My granddaughter loves Hockey and Roller Derby. I hope she doesn't have a career opp in either!

Clare Dunn said...

YOUR WIFE is one truly amazing woman. No wonder you have had so many Happy Anniversaries!

Add my Congratulations to all the others. And enjoy your vacation!

xoxoxo, cd

Ruby said...

Your wife is awesome!! Happy anniversary to you and your beloved, Suldog! xoxo Ruby

SarcasticTestGuy said...

Awesome...Just stopped in to say "Happy Anniversary".

I wish you many more, as well.

flutterby said...

"My ego is even bigger than I previously thought."

This made me laugh.

I think that's a pretty special lady you got there. Makes me think I oughta pull up my socks for my hubby's next bday and plan something cool.

flutterby said...

I will also mention that, should you think hockey an intimate spectator sport, then roller derby will blow your mind!

If you sit in the suicide seats, you will likely be sweat on, fallen on and fanned by the breeze of racing derby girls. A little stinky, but tons of fun. :)

I've been hit (and hit others) many a time right into the crowd. My teamie tells a story of coming to a sliding stop with her eyeball just millimeters away from some gents' shoe. Good times, those. :)

Kat said...

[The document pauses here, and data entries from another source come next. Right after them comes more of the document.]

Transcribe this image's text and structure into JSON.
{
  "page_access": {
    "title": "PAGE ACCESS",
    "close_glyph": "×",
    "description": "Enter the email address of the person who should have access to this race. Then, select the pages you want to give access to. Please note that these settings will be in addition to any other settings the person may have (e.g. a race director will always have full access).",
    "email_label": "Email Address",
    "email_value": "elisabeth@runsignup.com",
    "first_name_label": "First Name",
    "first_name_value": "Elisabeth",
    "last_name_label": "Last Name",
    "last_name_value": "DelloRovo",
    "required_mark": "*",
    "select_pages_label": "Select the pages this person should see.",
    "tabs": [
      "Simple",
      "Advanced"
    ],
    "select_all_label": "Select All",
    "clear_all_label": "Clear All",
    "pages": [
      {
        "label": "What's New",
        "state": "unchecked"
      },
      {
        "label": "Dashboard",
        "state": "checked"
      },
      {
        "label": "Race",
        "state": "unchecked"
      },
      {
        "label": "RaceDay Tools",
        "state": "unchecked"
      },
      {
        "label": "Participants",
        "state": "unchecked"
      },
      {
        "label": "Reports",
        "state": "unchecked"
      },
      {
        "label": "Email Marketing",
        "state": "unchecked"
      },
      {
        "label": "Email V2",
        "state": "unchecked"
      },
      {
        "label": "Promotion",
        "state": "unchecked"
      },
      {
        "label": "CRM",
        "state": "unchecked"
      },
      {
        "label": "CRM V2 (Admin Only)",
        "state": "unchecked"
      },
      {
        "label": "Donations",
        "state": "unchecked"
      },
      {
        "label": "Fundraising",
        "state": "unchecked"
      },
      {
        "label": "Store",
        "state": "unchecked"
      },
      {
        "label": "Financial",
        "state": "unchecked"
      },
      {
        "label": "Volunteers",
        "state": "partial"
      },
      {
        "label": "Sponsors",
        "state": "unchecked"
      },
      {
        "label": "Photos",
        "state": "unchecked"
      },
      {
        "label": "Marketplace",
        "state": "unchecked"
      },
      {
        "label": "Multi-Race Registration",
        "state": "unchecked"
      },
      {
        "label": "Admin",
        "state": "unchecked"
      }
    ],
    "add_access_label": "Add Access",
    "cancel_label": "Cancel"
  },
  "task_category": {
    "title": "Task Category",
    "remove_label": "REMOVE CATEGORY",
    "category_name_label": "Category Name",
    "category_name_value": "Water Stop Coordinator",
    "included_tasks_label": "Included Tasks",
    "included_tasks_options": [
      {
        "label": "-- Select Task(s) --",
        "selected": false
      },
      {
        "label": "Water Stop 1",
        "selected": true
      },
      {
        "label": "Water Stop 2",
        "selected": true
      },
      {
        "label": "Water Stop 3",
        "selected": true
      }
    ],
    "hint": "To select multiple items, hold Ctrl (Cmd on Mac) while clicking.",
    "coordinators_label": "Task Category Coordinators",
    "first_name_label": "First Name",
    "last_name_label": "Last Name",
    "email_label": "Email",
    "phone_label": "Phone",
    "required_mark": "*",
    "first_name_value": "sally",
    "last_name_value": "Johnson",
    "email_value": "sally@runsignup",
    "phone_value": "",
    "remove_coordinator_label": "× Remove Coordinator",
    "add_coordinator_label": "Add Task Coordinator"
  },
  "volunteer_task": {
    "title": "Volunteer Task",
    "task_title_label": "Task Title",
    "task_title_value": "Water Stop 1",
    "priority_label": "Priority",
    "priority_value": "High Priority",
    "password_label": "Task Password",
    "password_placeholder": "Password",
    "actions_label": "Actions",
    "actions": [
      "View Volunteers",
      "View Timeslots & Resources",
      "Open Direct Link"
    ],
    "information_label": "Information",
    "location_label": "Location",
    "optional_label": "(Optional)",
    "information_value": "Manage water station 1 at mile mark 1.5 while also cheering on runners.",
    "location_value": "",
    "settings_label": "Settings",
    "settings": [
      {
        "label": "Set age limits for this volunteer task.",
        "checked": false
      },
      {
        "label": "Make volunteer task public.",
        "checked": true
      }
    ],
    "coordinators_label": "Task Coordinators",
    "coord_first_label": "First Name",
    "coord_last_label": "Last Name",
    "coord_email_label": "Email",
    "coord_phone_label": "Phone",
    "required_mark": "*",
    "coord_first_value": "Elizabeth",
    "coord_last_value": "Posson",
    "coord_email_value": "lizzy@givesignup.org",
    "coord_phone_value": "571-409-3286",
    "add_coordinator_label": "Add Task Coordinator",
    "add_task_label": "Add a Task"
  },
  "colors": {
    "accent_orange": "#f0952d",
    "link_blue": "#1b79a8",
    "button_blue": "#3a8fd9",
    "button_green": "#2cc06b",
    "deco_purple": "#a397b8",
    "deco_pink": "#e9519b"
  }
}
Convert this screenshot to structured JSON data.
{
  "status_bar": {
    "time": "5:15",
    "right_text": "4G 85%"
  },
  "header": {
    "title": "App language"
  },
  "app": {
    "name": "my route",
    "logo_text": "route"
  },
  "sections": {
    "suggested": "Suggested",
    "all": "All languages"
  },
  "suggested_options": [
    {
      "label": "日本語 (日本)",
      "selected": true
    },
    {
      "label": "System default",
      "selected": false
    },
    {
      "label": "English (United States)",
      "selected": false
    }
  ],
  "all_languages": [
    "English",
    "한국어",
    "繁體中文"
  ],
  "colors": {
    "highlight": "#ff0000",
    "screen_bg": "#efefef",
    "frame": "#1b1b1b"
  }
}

That is one heck of a wifey you have there! So, congratulations to you on marrying such a wonderful women (or in other words, Happy Anniversary!).
What a birthday! Sounds perfect! I was pretty sad that your wife didn't have the camera to get a shot of you on the zamboni but the Jumbotron pic trumps any other possible pic anyway. So good!!!
Happy Birthday to you, and many more!